## Records to use:
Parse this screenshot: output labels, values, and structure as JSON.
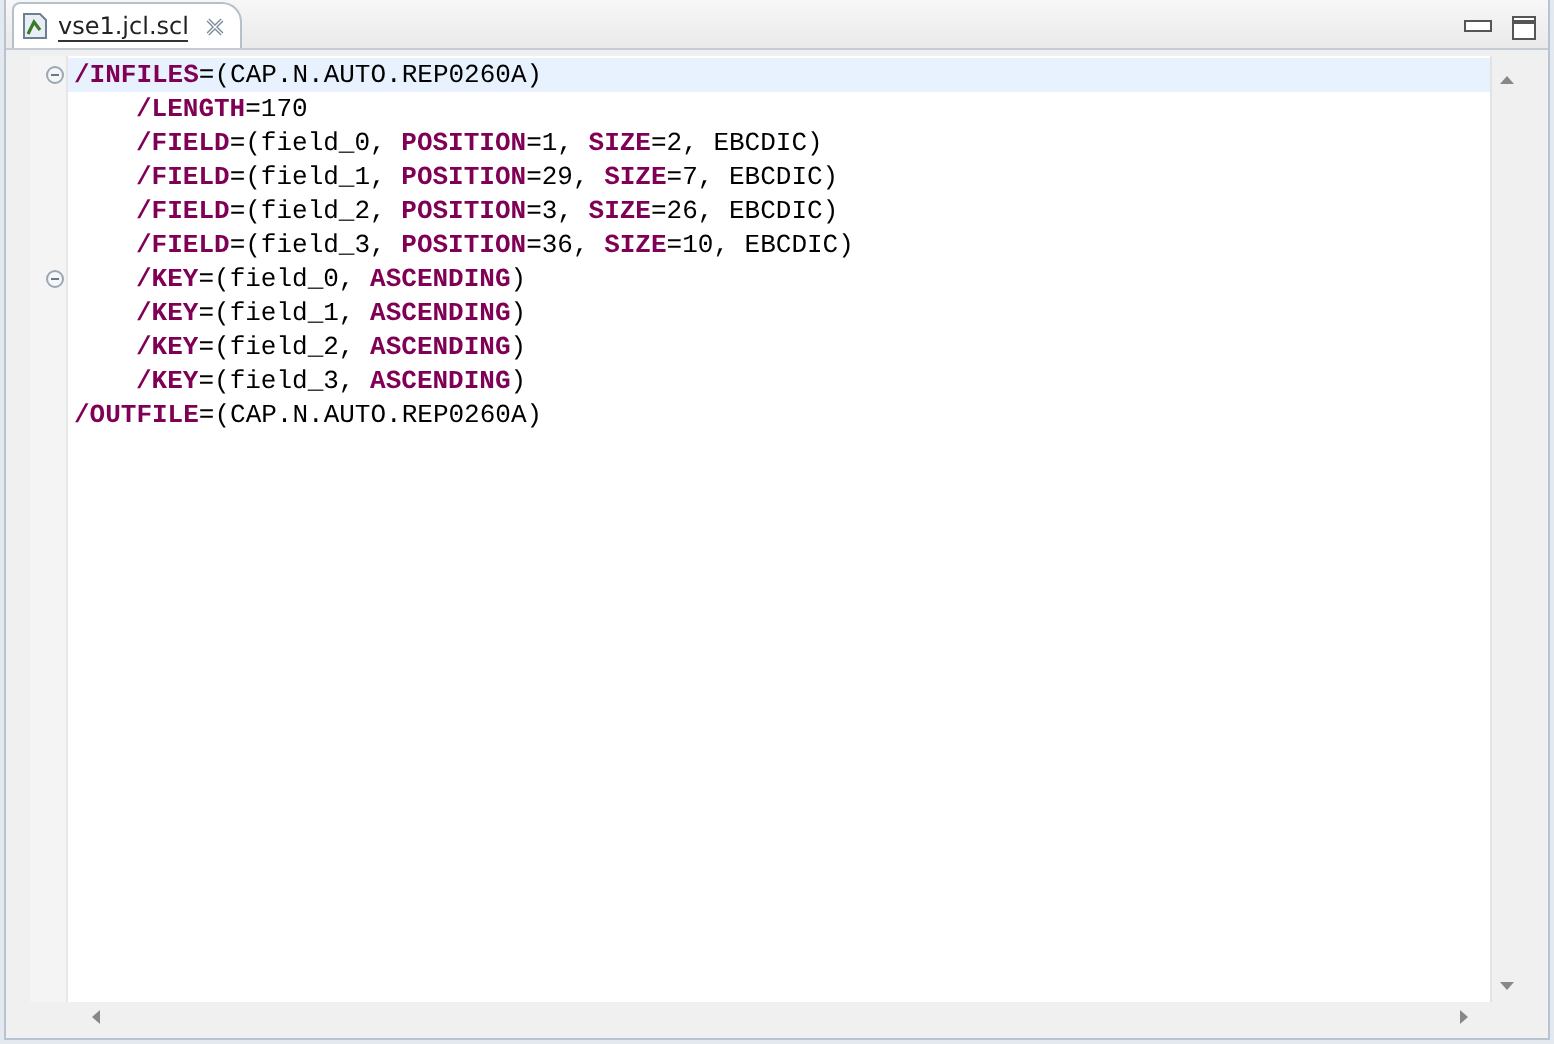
{
  "tabs": [
    {
      "label": "vse1.jcl.scl",
      "selected": true
    }
  ],
  "editor": {
    "lines": [
      {
        "indented": false,
        "fold_marker": true,
        "current": true,
        "tokens": [
          {
            "kind": "keyword",
            "text": "/INFILES"
          },
          {
            "kind": "plain",
            "text": "=(CAP.N.AUTO.REP0260A)"
          }
        ]
      },
      {
        "indented": true,
        "fold_marker": false,
        "current": false,
        "tokens": [
          {
            "kind": "keyword",
            "text": "/LENGTH"
          },
          {
            "kind": "plain",
            "text": "=170"
          }
        ]
      },
      {
        "indented": true,
        "fold_marker": false,
        "current": false,
        "tokens": [
          {
            "kind": "keyword",
            "text": "/FIELD"
          },
          {
            "kind": "plain",
            "text": "=(field_0, "
          },
          {
            "kind": "keyword",
            "text": "POSITION"
          },
          {
            "kind": "plain",
            "text": "=1, "
          },
          {
            "kind": "keyword",
            "text": "SIZE"
          },
          {
            "kind": "plain",
            "text": "=2, EBCDIC)"
          }
        ]
      },
      {
        "indented": true,
        "fold_marker": false,
        "current": false,
        "tokens": [
          {
            "kind": "keyword",
            "text": "/FIELD"
          },
          {
            "kind": "plain",
            "text": "=(field_1, "
          },
          {
            "kind": "keyword",
            "text": "POSITION"
          },
          {
            "kind": "plain",
            "text": "=29, "
          },
          {
            "kind": "keyword",
            "text": "SIZE"
          },
          {
            "kind": "plain",
            "text": "=7, EBCDIC)"
          }
        ]
      },
      {
        "indented": true,
        "fold_marker": false,
        "current": false,
        "tokens": [
          {
            "kind": "keyword",
            "text": "/FIELD"
          },
          {
            "kind": "plain",
            "text": "=(field_2, "
          },
          {
            "kind": "keyword",
            "text": "POSITION"
          },
          {
            "kind": "plain",
            "text": "=3, "
          },
          {
            "kind": "keyword",
            "text": "SIZE"
          },
          {
            "kind": "plain",
            "text": "=26, EBCDIC)"
          }
        ]
      },
      {
        "indented": true,
        "fold_marker": false,
        "current": false,
        "tokens": [
          {
            "kind": "keyword",
            "text": "/FIELD"
          },
          {
            "kind": "plain",
            "text": "=(field_3, "
          },
          {
            "kind": "keyword",
            "text": "POSITION"
          },
          {
            "kind": "plain",
            "text": "=36, "
          },
          {
            "kind": "keyword",
            "text": "SIZE"
          },
          {
            "kind": "plain",
            "text": "=10, EBCDIC)"
          }
        ]
      },
      {
        "indented": true,
        "fold_marker": true,
        "current": false,
        "tokens": [
          {
            "kind": "keyword",
            "text": "/KEY"
          },
          {
            "kind": "plain",
            "text": "=(field_0, "
          },
          {
            "kind": "keyword",
            "text": "ASCENDING"
          },
          {
            "kind": "plain",
            "text": ")"
          }
        ]
      },
      {
        "indented": true,
        "fold_marker": false,
        "current": false,
        "tokens": [
          {
            "kind": "keyword",
            "text": "/KEY"
          },
          {
            "kind": "plain",
            "text": "=(field_1, "
          },
          {
            "kind": "keyword",
            "text": "ASCENDING"
          },
          {
            "kind": "plain",
            "text": ")"
          }
        ]
      },
      {
        "indented": true,
        "fold_marker": false,
        "current": false,
        "tokens": [
          {
            "kind": "keyword",
            "text": "/KEY"
          },
          {
            "kind": "plain",
            "text": "=(field_2, "
          },
          {
            "kind": "keyword",
            "text": "ASCENDING"
          },
          {
            "kind": "plain",
            "text": ")"
          }
        ]
      },
      {
        "indented": true,
        "fold_marker": false,
        "current": false,
        "tokens": [
          {
            "kind": "keyword",
            "text": "/KEY"
          },
          {
            "kind": "plain",
            "text": "=(field_3, "
          },
          {
            "kind": "keyword",
            "text": "ASCENDING"
          },
          {
            "kind": "plain",
            "text": ")"
          }
        ]
      },
      {
        "indented": false,
        "fold_marker": false,
        "current": false,
        "tokens": [
          {
            "kind": "keyword",
            "text": "/OUTFILE"
          },
          {
            "kind": "plain",
            "text": "=(CAP.N.AUTO.REP0260A)"
          }
        ]
      }
    ]
  }
}
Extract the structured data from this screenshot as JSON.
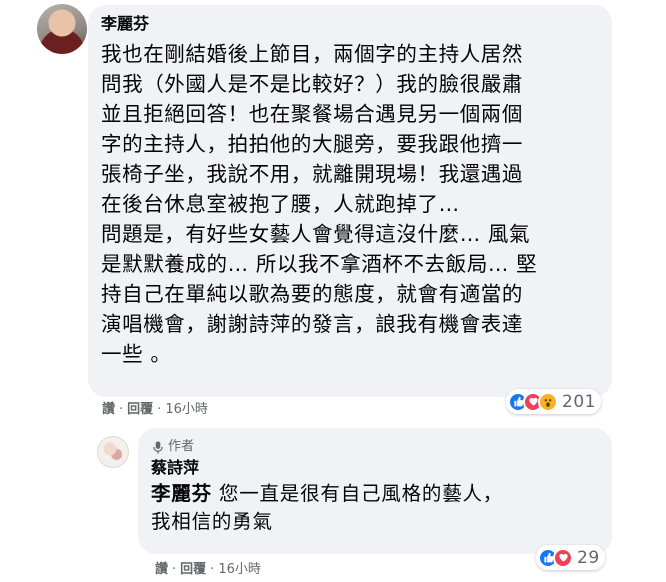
{
  "comment": {
    "author": "李麗芬",
    "lines": [
      "我也在剛結婚後上節目，兩個字的主持人居然",
      "問我（外國人是不是比較好？）我的臉很嚴肅",
      "並且拒絕回答！也在聚餐場合遇見另一個兩個",
      "字的主持人，拍拍他的大腿旁，要我跟他擠一",
      "張椅子坐，我說不用，就離開現場！我還遇過",
      "在後台休息室被抱了腰，人就跑掉了…",
      "問題是，有好些女藝人會覺得這沒什麼… 風氣",
      "是默默養成的… 所以我不拿酒杯不去飯局… 堅",
      "持自己在單純以歌為要的態度，就會有適當的",
      "演唱機會，謝謝詩萍的發言，誏我有機會表達",
      "一些 。"
    ],
    "reactions_count": "201",
    "actions": {
      "like": "讚",
      "sep1": "·",
      "reply": "回覆",
      "sep2": "·",
      "time": "16小時"
    }
  },
  "reply": {
    "badge": "作者",
    "author": "蔡詩萍",
    "mention": "李麗芬",
    "line1": " 您一直是很有自己風格的藝人，",
    "line2": "我相信的勇氣",
    "reactions_count": "29",
    "actions": {
      "like": "讚",
      "sep1": "·",
      "reply": "回覆",
      "sep2": "·",
      "time": "16小時"
    }
  },
  "colors": {
    "bubble": "#f0f2f5",
    "like": "#1877f2",
    "love": "#f33e58",
    "wow": "#f7b125",
    "meta": "#65676b"
  }
}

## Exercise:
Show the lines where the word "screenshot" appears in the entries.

## Exercise solution:
Parse this screenshot: output labels, values, and structure as JSON.
Extract the structured data from this screenshot as JSON.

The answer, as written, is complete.